**YOUR OBJECTIVE**
What lines below include the string "button"? Pick them out and copy them.

Records excerpted from a collection:
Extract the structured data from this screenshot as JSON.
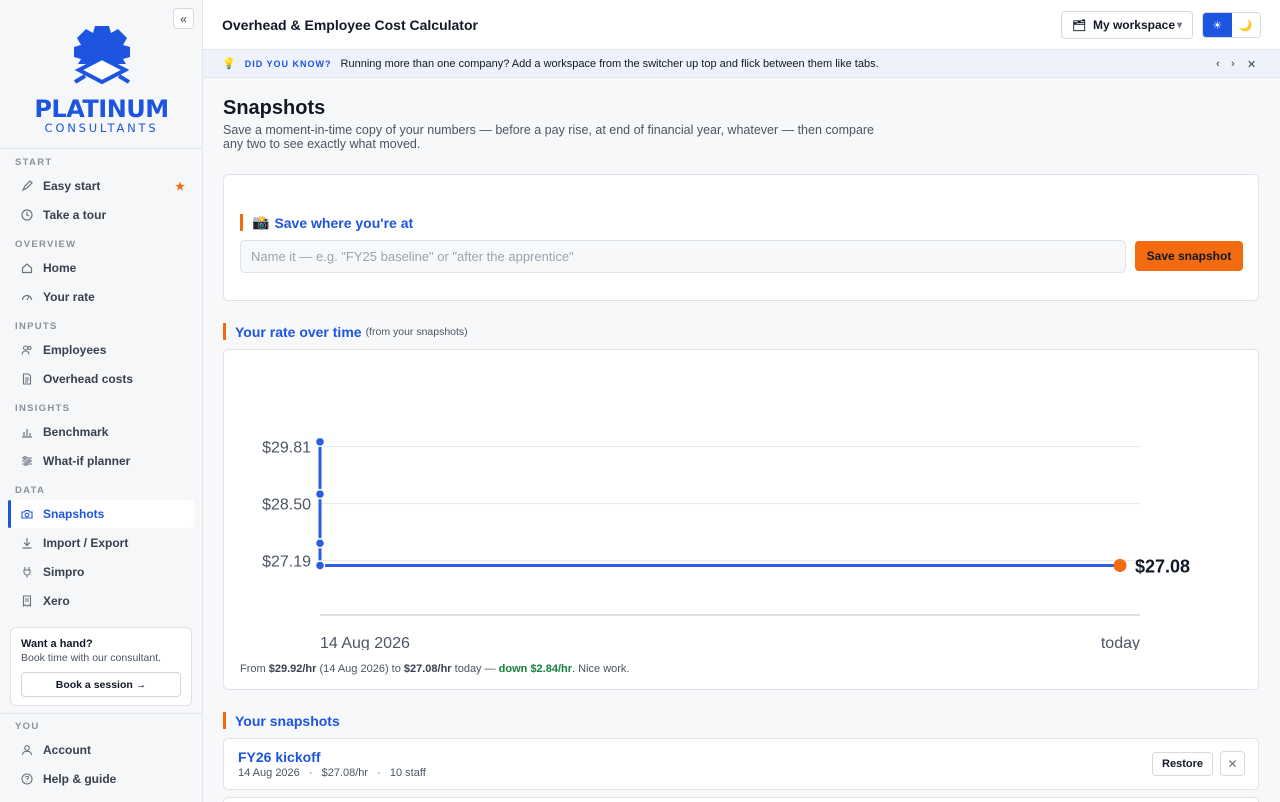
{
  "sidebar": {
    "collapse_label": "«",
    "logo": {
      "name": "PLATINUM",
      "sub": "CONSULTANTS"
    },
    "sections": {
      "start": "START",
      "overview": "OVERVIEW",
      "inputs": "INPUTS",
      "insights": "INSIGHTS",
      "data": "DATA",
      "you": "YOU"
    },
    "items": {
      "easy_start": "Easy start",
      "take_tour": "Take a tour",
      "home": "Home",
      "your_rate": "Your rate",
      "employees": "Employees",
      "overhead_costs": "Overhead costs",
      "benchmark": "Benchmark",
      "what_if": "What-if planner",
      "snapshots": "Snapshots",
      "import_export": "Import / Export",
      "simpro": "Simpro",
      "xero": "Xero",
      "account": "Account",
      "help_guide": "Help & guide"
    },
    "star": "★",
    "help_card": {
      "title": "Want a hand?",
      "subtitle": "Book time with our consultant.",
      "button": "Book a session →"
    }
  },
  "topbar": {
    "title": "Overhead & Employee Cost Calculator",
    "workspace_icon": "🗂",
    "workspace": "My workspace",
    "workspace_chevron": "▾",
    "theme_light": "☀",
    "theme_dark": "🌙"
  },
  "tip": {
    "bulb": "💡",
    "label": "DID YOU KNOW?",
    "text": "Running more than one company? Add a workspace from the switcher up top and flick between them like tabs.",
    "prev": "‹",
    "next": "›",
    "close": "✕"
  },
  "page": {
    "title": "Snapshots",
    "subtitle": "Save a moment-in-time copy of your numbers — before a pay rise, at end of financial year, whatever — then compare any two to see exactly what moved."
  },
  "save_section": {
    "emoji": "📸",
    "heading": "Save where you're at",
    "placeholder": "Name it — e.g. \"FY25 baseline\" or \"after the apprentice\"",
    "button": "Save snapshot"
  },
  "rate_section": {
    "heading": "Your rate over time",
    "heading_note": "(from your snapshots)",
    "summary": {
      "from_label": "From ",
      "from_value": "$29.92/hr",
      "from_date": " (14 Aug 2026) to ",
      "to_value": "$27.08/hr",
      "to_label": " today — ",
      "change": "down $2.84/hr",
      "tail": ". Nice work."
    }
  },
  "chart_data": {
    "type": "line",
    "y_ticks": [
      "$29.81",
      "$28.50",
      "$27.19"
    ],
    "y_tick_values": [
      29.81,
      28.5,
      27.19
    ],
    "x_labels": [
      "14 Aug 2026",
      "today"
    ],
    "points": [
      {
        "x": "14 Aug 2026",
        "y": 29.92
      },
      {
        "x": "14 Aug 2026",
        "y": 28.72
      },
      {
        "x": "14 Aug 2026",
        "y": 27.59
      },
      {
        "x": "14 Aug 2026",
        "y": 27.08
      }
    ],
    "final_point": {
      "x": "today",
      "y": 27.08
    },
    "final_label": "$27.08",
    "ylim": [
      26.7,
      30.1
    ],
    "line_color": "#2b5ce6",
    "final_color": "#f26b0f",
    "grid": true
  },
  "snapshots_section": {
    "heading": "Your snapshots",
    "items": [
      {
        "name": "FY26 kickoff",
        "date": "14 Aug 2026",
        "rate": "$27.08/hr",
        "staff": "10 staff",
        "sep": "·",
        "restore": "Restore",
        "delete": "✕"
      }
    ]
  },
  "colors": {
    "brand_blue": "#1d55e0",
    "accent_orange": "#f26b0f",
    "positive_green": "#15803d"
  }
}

**COMPLETED EXERCISE**
      "button": "Book a session →"
    "button": "Save snapshot"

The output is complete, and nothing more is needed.